▶ **Problem details**
Each line that has the string "Object" must be copied from the records below.

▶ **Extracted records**
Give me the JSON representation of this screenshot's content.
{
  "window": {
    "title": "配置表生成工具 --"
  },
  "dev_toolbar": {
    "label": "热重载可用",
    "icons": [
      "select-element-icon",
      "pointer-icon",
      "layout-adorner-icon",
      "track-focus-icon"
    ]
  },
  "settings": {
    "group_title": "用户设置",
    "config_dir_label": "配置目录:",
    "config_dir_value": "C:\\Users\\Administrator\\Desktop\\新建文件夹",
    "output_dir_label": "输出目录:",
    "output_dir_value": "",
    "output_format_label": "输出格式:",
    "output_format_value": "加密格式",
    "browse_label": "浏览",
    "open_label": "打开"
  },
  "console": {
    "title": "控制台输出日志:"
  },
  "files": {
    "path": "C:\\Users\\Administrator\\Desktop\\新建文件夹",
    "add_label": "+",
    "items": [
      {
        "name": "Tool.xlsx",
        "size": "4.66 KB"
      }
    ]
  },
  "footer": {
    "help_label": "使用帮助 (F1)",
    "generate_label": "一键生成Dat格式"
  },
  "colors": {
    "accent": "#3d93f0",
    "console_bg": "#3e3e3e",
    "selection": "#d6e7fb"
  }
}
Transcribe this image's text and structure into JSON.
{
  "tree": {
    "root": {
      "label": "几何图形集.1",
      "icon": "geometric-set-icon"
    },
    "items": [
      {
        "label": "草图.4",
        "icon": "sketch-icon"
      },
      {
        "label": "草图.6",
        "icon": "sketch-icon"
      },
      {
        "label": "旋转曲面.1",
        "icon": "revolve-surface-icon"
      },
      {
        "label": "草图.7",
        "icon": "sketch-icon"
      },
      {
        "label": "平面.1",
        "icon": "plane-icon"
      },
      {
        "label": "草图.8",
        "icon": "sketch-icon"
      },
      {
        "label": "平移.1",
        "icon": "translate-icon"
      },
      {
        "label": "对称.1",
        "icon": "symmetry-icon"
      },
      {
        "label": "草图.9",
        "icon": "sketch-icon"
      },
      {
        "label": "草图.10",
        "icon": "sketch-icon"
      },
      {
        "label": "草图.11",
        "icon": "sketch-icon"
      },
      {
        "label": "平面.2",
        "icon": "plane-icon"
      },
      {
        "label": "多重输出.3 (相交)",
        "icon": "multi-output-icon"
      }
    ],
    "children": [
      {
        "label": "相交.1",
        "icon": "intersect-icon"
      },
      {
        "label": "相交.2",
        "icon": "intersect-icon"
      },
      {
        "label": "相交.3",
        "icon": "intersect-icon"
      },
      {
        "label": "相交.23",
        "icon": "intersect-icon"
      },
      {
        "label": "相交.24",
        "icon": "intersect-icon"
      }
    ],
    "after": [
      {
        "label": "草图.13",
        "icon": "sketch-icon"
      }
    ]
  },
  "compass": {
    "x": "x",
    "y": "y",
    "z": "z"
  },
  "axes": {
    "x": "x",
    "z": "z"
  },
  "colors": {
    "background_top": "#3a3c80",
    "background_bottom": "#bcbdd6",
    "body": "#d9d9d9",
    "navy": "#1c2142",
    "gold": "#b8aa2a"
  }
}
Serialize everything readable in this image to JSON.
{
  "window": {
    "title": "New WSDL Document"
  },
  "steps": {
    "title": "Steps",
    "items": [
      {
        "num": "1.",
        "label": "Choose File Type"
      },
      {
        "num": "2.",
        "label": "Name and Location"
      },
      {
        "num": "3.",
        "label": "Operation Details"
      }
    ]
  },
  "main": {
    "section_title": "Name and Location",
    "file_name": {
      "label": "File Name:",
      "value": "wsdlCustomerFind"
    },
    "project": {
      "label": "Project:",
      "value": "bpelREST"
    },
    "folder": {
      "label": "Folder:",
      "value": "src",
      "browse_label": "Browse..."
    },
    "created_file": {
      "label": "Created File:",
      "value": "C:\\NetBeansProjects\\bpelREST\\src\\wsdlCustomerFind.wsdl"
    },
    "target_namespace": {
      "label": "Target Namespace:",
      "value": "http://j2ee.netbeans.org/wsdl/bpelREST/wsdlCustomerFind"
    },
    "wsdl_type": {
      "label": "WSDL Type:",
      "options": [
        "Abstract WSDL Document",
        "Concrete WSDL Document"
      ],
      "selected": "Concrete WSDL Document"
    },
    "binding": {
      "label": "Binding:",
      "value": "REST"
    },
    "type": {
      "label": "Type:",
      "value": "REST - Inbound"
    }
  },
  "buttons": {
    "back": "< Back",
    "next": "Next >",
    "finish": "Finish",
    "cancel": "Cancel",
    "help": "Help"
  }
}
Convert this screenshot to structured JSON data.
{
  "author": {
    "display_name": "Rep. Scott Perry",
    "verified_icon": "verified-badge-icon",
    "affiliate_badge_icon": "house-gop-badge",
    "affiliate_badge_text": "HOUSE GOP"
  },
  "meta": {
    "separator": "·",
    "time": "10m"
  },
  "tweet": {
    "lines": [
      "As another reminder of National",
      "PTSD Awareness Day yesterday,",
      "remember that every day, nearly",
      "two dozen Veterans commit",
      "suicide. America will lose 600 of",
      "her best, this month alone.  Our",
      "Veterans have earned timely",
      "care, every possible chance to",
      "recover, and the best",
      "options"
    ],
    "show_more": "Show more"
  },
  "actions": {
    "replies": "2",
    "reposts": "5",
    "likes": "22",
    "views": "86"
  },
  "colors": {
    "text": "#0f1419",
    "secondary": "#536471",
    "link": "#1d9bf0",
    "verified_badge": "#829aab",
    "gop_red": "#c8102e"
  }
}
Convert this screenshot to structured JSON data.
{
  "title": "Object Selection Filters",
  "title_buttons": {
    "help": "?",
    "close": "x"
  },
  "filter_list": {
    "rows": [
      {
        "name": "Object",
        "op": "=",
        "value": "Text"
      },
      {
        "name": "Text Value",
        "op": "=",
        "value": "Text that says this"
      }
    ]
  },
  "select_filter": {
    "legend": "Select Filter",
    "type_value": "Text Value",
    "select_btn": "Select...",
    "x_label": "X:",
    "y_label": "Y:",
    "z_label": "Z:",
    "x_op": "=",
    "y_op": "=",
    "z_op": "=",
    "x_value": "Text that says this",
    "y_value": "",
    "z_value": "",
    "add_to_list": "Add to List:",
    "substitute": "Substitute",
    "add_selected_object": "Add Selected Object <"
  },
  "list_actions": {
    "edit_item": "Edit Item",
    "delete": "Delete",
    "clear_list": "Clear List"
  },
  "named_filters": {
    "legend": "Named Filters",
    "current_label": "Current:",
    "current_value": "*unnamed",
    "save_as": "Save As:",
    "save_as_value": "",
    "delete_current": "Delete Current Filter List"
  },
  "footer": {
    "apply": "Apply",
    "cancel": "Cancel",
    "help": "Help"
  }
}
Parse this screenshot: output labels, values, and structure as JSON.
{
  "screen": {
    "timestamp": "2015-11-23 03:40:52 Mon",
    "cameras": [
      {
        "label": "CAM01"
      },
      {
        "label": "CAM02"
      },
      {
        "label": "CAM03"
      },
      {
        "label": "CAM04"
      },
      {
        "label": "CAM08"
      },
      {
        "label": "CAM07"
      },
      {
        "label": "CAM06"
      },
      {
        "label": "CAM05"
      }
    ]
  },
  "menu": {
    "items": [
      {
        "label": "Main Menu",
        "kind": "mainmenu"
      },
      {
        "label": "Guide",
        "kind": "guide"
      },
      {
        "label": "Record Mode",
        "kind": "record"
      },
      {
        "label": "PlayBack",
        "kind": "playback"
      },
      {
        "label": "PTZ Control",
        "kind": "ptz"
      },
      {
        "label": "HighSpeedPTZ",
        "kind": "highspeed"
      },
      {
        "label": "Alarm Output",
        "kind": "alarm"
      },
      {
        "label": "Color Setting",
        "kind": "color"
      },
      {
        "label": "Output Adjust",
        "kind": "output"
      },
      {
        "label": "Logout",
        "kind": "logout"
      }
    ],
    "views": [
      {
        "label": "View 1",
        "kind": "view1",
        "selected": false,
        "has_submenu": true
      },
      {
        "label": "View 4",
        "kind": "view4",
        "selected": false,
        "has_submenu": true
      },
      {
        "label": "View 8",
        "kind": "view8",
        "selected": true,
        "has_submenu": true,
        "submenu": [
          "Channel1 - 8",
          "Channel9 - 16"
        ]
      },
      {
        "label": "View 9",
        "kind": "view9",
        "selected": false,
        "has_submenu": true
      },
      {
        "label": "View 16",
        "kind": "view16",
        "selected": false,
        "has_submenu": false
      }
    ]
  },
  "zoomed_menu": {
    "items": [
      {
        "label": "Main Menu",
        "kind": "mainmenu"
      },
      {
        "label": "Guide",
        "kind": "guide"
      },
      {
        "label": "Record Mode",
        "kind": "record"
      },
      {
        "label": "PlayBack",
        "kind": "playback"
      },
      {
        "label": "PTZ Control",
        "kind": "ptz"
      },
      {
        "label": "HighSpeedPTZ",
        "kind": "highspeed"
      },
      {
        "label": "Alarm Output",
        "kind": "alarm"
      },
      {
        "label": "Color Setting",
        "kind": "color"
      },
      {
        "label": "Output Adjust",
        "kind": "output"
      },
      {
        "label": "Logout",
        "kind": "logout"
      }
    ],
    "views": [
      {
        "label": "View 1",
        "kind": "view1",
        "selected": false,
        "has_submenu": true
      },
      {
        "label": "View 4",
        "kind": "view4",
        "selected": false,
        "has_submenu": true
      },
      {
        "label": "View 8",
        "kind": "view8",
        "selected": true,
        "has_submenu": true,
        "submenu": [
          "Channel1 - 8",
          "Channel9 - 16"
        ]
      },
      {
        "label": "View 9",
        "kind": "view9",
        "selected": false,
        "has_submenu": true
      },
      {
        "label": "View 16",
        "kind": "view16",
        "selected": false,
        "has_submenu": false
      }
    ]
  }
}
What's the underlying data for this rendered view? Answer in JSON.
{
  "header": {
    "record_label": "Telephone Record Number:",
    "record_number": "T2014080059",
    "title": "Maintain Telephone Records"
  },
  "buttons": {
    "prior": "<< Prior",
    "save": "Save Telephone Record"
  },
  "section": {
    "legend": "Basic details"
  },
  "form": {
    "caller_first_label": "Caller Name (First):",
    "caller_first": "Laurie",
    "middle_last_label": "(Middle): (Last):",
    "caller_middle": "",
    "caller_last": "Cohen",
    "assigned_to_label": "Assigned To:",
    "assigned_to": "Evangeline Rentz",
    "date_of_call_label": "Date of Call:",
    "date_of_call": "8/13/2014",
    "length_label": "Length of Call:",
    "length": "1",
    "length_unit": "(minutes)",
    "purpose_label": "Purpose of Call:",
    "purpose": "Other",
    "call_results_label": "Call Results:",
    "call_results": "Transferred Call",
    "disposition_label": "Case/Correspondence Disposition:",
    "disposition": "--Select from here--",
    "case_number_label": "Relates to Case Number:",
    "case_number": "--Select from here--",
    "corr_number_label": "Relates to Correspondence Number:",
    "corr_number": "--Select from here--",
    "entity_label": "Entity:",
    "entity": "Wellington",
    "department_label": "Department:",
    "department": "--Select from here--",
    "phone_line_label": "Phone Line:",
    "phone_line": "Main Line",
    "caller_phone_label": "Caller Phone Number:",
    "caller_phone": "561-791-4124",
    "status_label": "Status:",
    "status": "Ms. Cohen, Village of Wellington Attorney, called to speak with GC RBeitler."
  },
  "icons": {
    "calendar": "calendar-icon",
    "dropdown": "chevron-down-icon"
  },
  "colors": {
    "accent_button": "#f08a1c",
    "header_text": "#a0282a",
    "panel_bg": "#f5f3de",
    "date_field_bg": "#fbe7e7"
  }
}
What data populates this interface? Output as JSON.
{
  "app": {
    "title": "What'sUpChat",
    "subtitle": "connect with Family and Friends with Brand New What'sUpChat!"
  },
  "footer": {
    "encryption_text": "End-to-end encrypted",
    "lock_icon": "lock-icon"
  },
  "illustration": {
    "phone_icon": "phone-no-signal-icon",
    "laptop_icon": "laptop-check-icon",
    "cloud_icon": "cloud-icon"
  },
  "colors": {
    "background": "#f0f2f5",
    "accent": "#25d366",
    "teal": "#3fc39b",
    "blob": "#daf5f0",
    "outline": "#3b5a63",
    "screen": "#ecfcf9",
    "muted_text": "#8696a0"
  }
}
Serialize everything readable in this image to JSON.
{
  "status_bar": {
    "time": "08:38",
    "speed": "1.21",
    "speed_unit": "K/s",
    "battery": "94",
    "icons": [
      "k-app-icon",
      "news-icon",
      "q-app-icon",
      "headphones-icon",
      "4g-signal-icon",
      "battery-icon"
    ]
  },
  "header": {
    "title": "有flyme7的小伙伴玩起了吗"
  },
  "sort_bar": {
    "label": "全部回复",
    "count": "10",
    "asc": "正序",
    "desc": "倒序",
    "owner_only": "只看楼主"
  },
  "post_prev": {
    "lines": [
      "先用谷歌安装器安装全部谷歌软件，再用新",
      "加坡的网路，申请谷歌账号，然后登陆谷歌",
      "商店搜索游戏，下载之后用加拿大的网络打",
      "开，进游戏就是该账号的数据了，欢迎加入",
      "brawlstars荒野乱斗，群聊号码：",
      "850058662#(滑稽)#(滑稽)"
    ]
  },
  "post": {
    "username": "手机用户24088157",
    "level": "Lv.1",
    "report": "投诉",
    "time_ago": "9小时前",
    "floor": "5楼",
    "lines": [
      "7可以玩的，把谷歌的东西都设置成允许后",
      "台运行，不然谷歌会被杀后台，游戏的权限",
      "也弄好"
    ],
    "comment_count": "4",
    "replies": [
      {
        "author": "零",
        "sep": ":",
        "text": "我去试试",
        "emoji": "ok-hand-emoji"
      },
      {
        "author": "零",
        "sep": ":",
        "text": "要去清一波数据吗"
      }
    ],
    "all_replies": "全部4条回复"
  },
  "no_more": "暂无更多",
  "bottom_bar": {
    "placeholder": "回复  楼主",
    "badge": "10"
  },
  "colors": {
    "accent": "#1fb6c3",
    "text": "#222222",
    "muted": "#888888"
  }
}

▶ **Your response**
  "title": "Object Selection Filters",
        "name": "Object",
    "add_selected_object": "Add Selected Object <"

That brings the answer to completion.